= Try it =
Copy out the lines below that hold the word "Ração".

** Source information follows **

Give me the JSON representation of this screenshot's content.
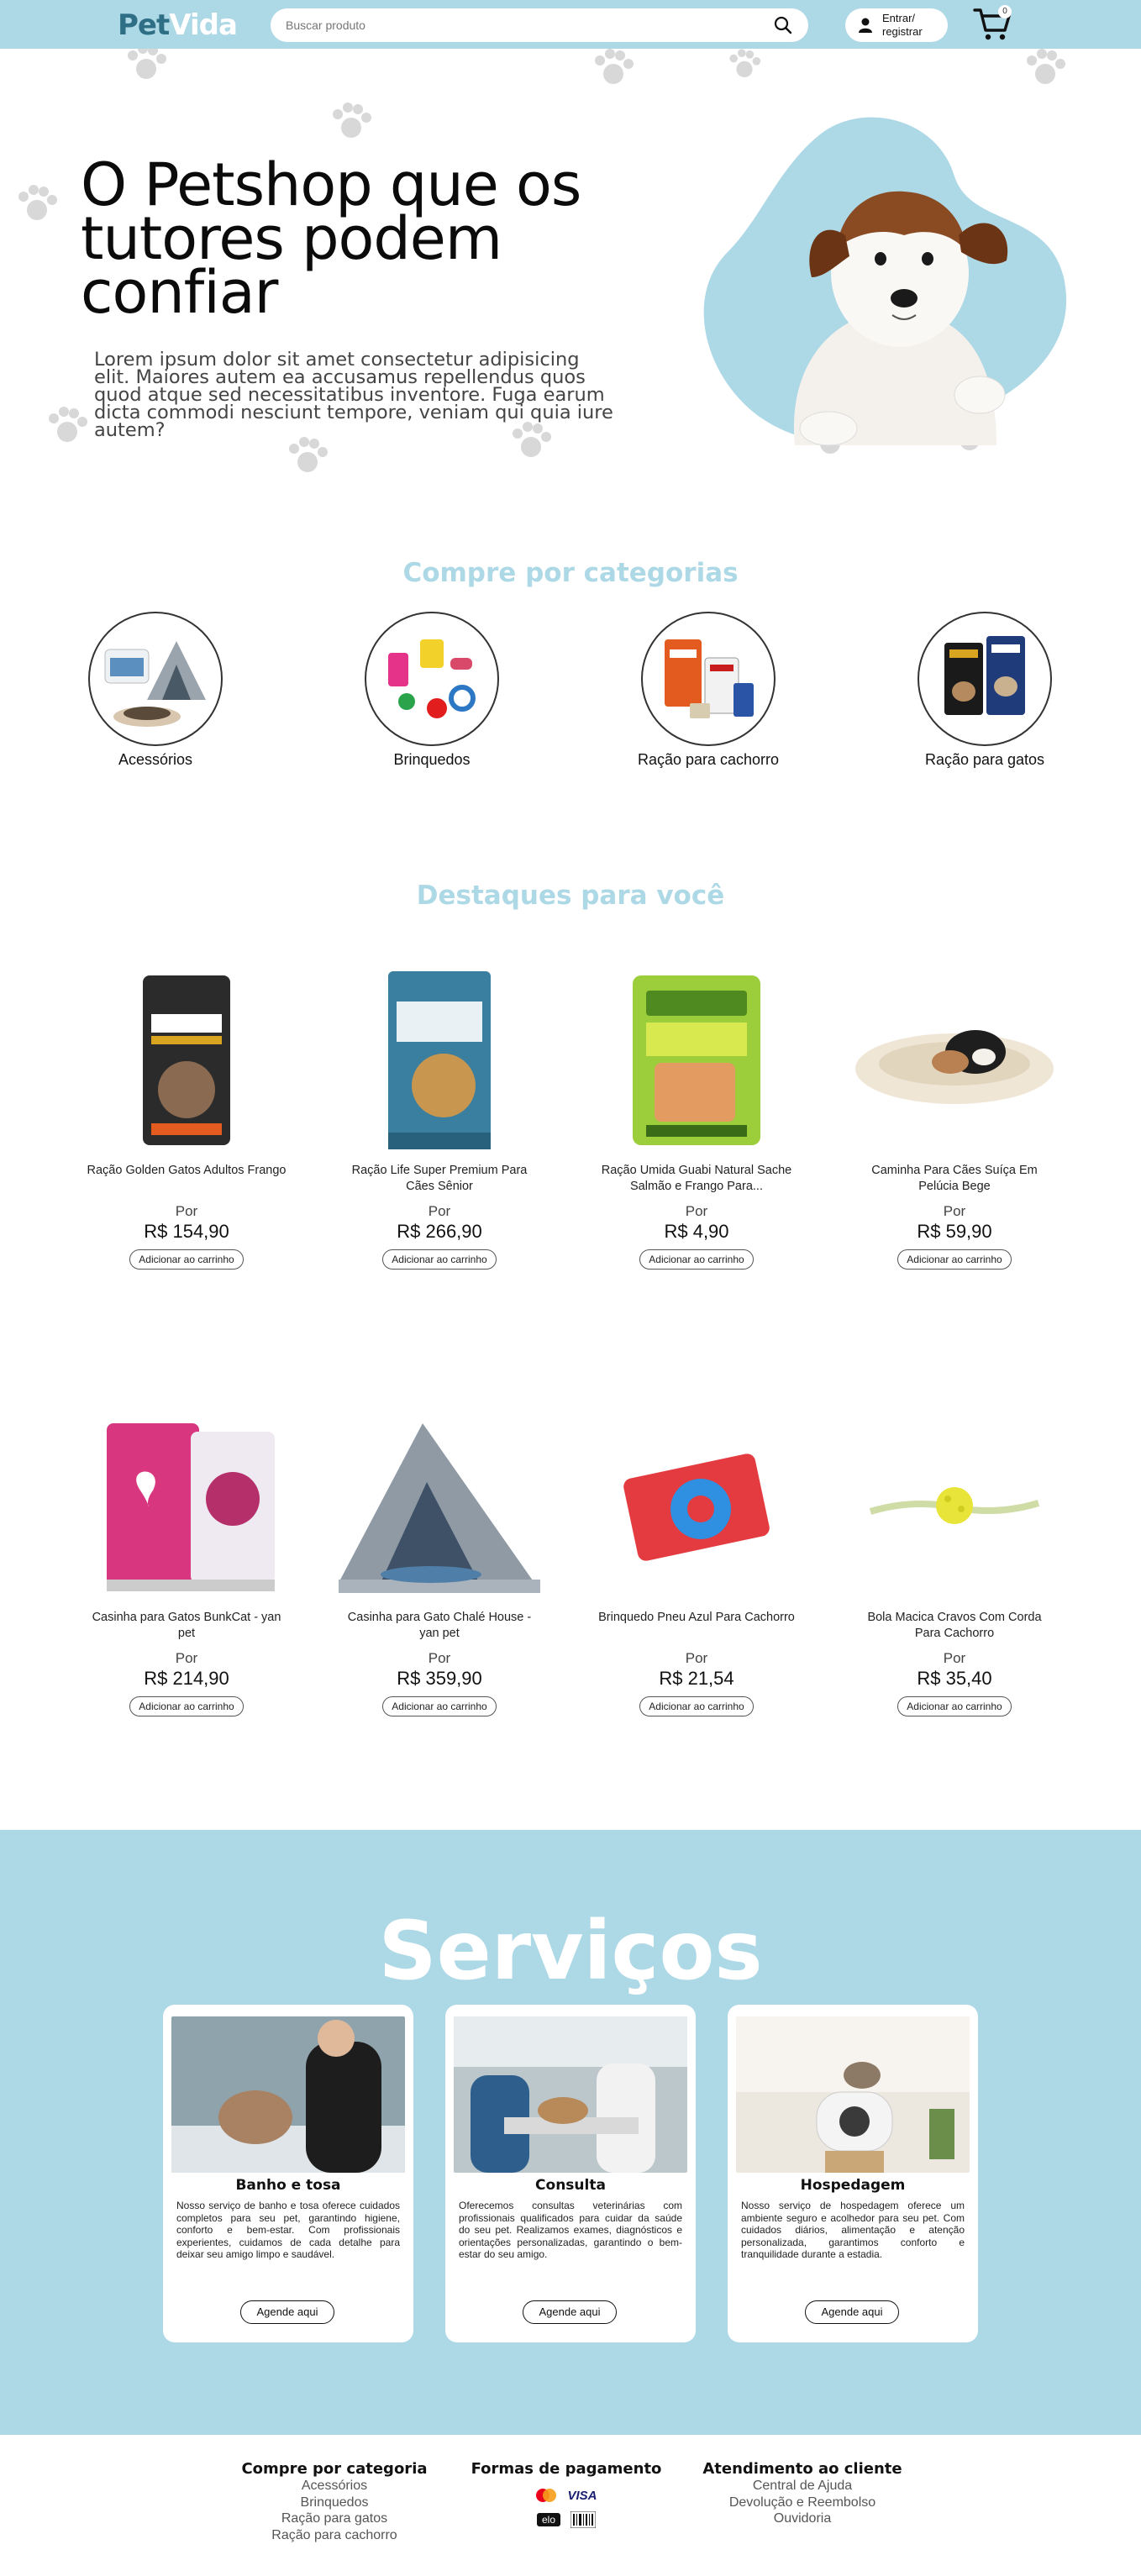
{
  "header": {
    "logo_part1": "Pet",
    "logo_part2": "Vida",
    "search_placeholder": "Buscar produto",
    "login_label_line1": "Entrar/",
    "login_label_line2": "registrar",
    "cart_count": "0"
  },
  "hero": {
    "title": "O Petshop que os tutores podem confiar",
    "text": "Lorem ipsum dolor sit amet consectetur adipisicing elit. Maiores autem ea accusamus repellendus quos quod atque sed necessitatibus inventore. Fuga earum dicta commodi nesciunt tempore, veniam qui quia iure autem?"
  },
  "categories": {
    "title": "Compre por categorias",
    "items": [
      {
        "label": "Acessórios"
      },
      {
        "label": "Brinquedos"
      },
      {
        "label": "Ração para cachorro"
      },
      {
        "label": "Ração para gatos"
      }
    ]
  },
  "featured": {
    "title": "Destaques para você",
    "por_label": "Por",
    "add_label": "Adicionar ao carrinho",
    "products": [
      {
        "name": "Ração Golden Gatos Adultos Frango",
        "price": "R$ 154,90"
      },
      {
        "name": "Ração Life Super Premium Para Cães Sênior",
        "price": "R$ 266,90"
      },
      {
        "name": "Ração Umida Guabi Natural Sache Salmão e Frango Para...",
        "price": "R$ 4,90"
      },
      {
        "name": "Caminha Para Cães Suíça Em Pelúcia Bege",
        "price": "R$ 59,90"
      },
      {
        "name": "Casinha para Gatos BunkCat - yan pet",
        "price": "R$ 214,90"
      },
      {
        "name": "Casinha para Gato Chalé House - yan pet",
        "price": "R$ 359,90"
      },
      {
        "name": "Brinquedo Pneu Azul Para Cachorro",
        "price": "R$ 21,54"
      },
      {
        "name": "Bola Macica Cravos Com Corda Para Cachorro",
        "price": "R$ 35,40"
      }
    ]
  },
  "services": {
    "title": "Serviços",
    "button_label": "Agende aqui",
    "items": [
      {
        "name": "Banho e tosa",
        "desc": "Nosso serviço de banho e tosa oferece cuidados completos para seu pet, garantindo higiene, conforto e bem-estar. Com profissionais experientes, cuidamos de cada detalhe para deixar seu amigo limpo e saudável."
      },
      {
        "name": "Consulta",
        "desc": "Oferecemos consultas veterinárias com profissionais qualificados para cuidar da saúde do seu pet. Realizamos exames, diagnósticos e orientações personalizadas, garantindo o bem-estar do seu amigo."
      },
      {
        "name": "Hospedagem",
        "desc": "Nosso serviço de hospedagem oferece um ambiente seguro e acolhedor para seu pet. Com cuidados diários, alimentação e atenção personalizada, garantimos conforto e tranquilidade durante a estadia."
      }
    ]
  },
  "footer": {
    "col1_title": "Compre por categoria",
    "col1_links": [
      "Acessórios",
      "Brinquedos",
      "Ração para gatos",
      "Ração para cachorro"
    ],
    "col2_title": "Formas de pagamento",
    "payment_icons": [
      "mastercard-icon",
      "visa-icon",
      "elo-icon",
      "boleto-icon"
    ],
    "payment_visa": "VISA",
    "payment_elo": "elo",
    "col3_title": "Atendimento ao cliente",
    "col3_links": [
      "Central de Ajuda",
      "Devolução e Reembolso",
      "Ouvidoria"
    ]
  },
  "colors": {
    "brand_light_blue": "#add8e6",
    "logo_dark": "#2f6f86"
  }
}
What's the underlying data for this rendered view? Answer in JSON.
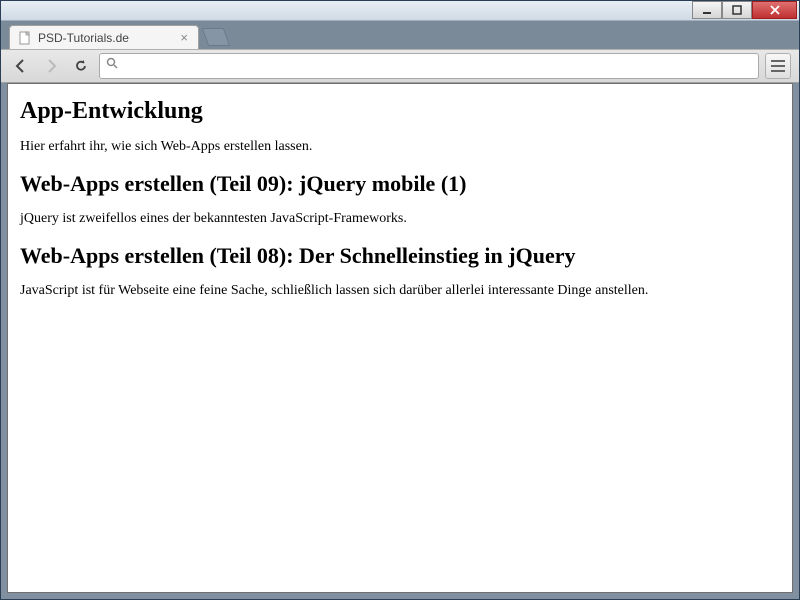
{
  "window": {
    "tab_title": "PSD-Tutorials.de",
    "url_value": ""
  },
  "page": {
    "h1": "App-Entwicklung",
    "intro": "Hier erfahrt ihr, wie sich Web-Apps erstellen lassen.",
    "articles": [
      {
        "heading": "Web-Apps erstellen (Teil 09): jQuery mobile (1)",
        "text": "jQuery ist zweifellos eines der bekanntesten JavaScript-Frameworks."
      },
      {
        "heading": "Web-Apps erstellen (Teil 08): Der Schnelleinstieg in jQuery",
        "text": "JavaScript ist für Webseite eine feine Sache, schließlich lassen sich darüber allerlei interessante Dinge anstellen."
      }
    ]
  }
}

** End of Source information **

= Result of this task =
        "label": "Ração para cachorro"
        "label": "Ração para gatos"
        "name": "Ração Golden Gatos Adultos Frango",
        "name": "Ração Life Super Premium Para Cães Sênior",
        "name": "Ração Umida Guabi Natural Sache Salmão e Frango Para...",
      "Ração para gatos",
      "Ração para cachorro"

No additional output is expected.